Organizations such as Insulindependence, Riding on Insulin, TeamWILD, Connected in Motion, and others were building strong athlete communities. The world of social media made it possible to train TOGETHER. It is not uncommon today to see blood sugar readings as a tweet or Facebook status with many responses on how to manage those differently during a swim, bike, run, or climb.
3 years ago John inspired Ashlee on a mountain. As Ashlee's mom was composing that email to John she was waiting for Ashlee to finish the Lincoln half marathon — her NINTH one in those 3 years. In that email her mother asks John to race once again with Ashlee. "It has been 3 years exactly as she started with Denver in 2010. You and her should do it together."
Oh how the landscape has changed. Cheesy as it may sound, the type 1 athlete group has grown from a vast desert to a blooming, rich environment full of so many opportunities for not only adults, but for children as well. Young athletes like Ashlee or young Ryan Maloney who bills himself as "Athlete/Type 1 Diabetic" are part of the ever-growing athlete community jumping on surf boards, paddle boards, and racing triathlons. As I write this article, Insulindependence has announced the 14th North American Conference on Diabetes and Exercise called "New Frontiers in Diabetes and Sport" in San Diego, CA this August with all the big names in the world of diabetes and sports.
As for John, he is the process of getting back into shape. Major life changes including starting a new job and having twins altered his definition of endurance training. "This past weekend I ran a 25K. When I finished, I had the itch for more," states John.
John offers up this challenge to you, the dLife reader. He has committed to doing the Denver Rock N Roll half marathon with Ashlee in October 2013. Want to join them? Join the team! For more information please contact John at JohnMooreid@gmail.com.
dLife's Daily Living columnists are not all medical experts, but everyday people living with diabetes and sharing their personal experiences. While their method of diabetes management may work for them, everyone is different. Please consult with your diabetes care team to find out what will work best for you.
Breaded Tilapia Minted Green Pea Soup Sweetened Green Beans and Red Onions Southern Green Beans Spinach Pesto California Salad Carrot-Pineapple-Bran Muffins Curried Shrimp Dip Short Sharp Chops Easy Bake Parmesan Sole

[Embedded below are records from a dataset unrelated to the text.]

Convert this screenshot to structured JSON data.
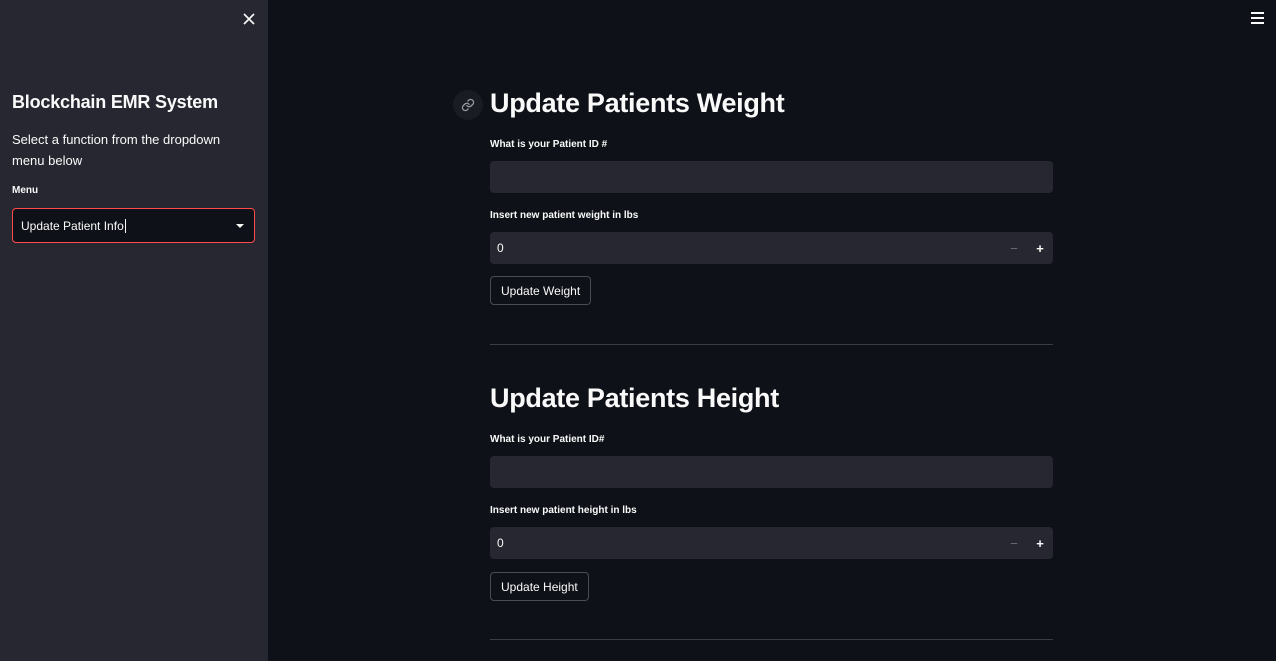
{
  "sidebar": {
    "close_icon": "close-icon",
    "title": "Blockchain EMR System",
    "description": "Select a function from the dropdown menu below",
    "menu_label": "Menu",
    "menu_selected": "Update Patient Info",
    "accent_color": "#ff4b4b"
  },
  "header": {
    "menu_icon": "hamburger-icon"
  },
  "weight_section": {
    "title": "Update Patients Weight",
    "anchor_icon": "link-icon",
    "id_label": "What is your Patient ID #",
    "id_value": "",
    "weight_label": "Insert new patient weight in lbs",
    "weight_value": "0",
    "minus_label": "−",
    "plus_label": "+",
    "button_label": "Update Weight"
  },
  "height_section": {
    "title": "Update Patients Height",
    "id_label": "What is your Patient ID#",
    "id_value": "",
    "height_label": "Insert new patient height in lbs",
    "height_value": "0",
    "minus_label": "−",
    "plus_label": "+",
    "button_label": "Update Height"
  },
  "colors": {
    "background": "#0e1117",
    "sidebar": "#262730",
    "input": "#262730",
    "text": "#fafafa"
  }
}
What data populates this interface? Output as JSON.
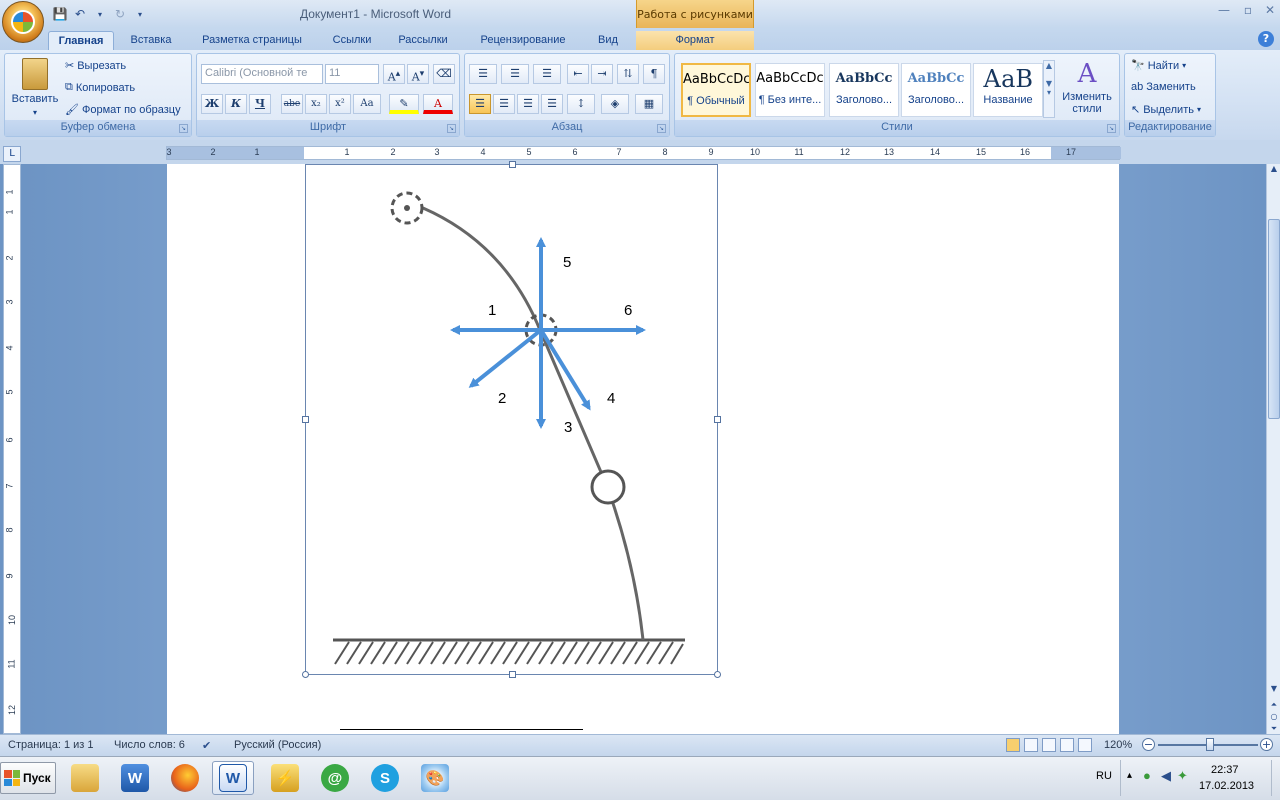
{
  "window": {
    "title": "Документ1 - Microsoft Word",
    "context_tab_group": "Работа с рисунками"
  },
  "tabs": [
    {
      "label": "Главная",
      "active": true
    },
    {
      "label": "Вставка"
    },
    {
      "label": "Разметка страницы"
    },
    {
      "label": "Ссылки"
    },
    {
      "label": "Рассылки"
    },
    {
      "label": "Рецензирование"
    },
    {
      "label": "Вид"
    },
    {
      "label": "Формат",
      "contextual": true
    }
  ],
  "clipboard": {
    "paste": "Вставить",
    "cut": "Вырезать",
    "copy": "Копировать",
    "format_painter": "Формат по образцу",
    "title": "Буфер обмена"
  },
  "font": {
    "name": "Calibri (Основной те",
    "size": "11",
    "title": "Шрифт",
    "bold": "Ж",
    "italic": "К",
    "underline": "Ч",
    "strike": "abe",
    "subscript": "x₂",
    "superscript": "x²",
    "case": "Aa"
  },
  "paragraph": {
    "title": "Абзац"
  },
  "styles": {
    "title": "Стили",
    "items": [
      {
        "preview": "AaBbCcDc",
        "name": "¶ Обычный",
        "selected": true
      },
      {
        "preview": "AaBbCcDc",
        "name": "¶ Без инте..."
      },
      {
        "preview": "AaBbCc",
        "name": "Заголово..."
      },
      {
        "preview": "AaBbCc",
        "name": "Заголово..."
      },
      {
        "preview": "АаВ",
        "name": "Название"
      }
    ],
    "change": "Изменить стили"
  },
  "editing": {
    "title": "Редактирование",
    "find": "Найти",
    "replace": "Заменить",
    "select": "Выделить"
  },
  "ruler": {
    "h_numbers": [
      "3",
      "2",
      "1",
      "1",
      "2",
      "3",
      "4",
      "5",
      "6",
      "7",
      "8",
      "9",
      "10",
      "11",
      "12",
      "13",
      "14",
      "15",
      "16",
      "17"
    ],
    "v_numbers": [
      "1",
      "1",
      "2",
      "3",
      "4",
      "5",
      "6",
      "7",
      "8",
      "9",
      "10",
      "11",
      "12"
    ],
    "corner": "L"
  },
  "figure": {
    "labels": [
      "1",
      "2",
      "3",
      "4",
      "5",
      "6"
    ]
  },
  "status": {
    "page": "Страница: 1 из 1",
    "words": "Число слов: 6",
    "language": "Русский (Россия)",
    "zoom": "120%"
  },
  "taskbar": {
    "start": "Пуск",
    "lang": "RU",
    "time": "22:37",
    "date": "17.02.2013"
  },
  "colors": {
    "accent": "#4a90d9",
    "ribbon": "#dfe9f5",
    "context": "#f0c46a"
  }
}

I'm always amazed when I hear how much time quarterback Peyton Manning puts in at practice. More than 15 seasons playing NFL football at the highest level and he still finds areas in his game that require fixing. It's been 10 years for us in the game of type 1 diabetes and I still have so much to learn. Not to compare my diabetes management success to Peyton Manning's football success. If anything, I'm more like Peyton's brother, Eli. I...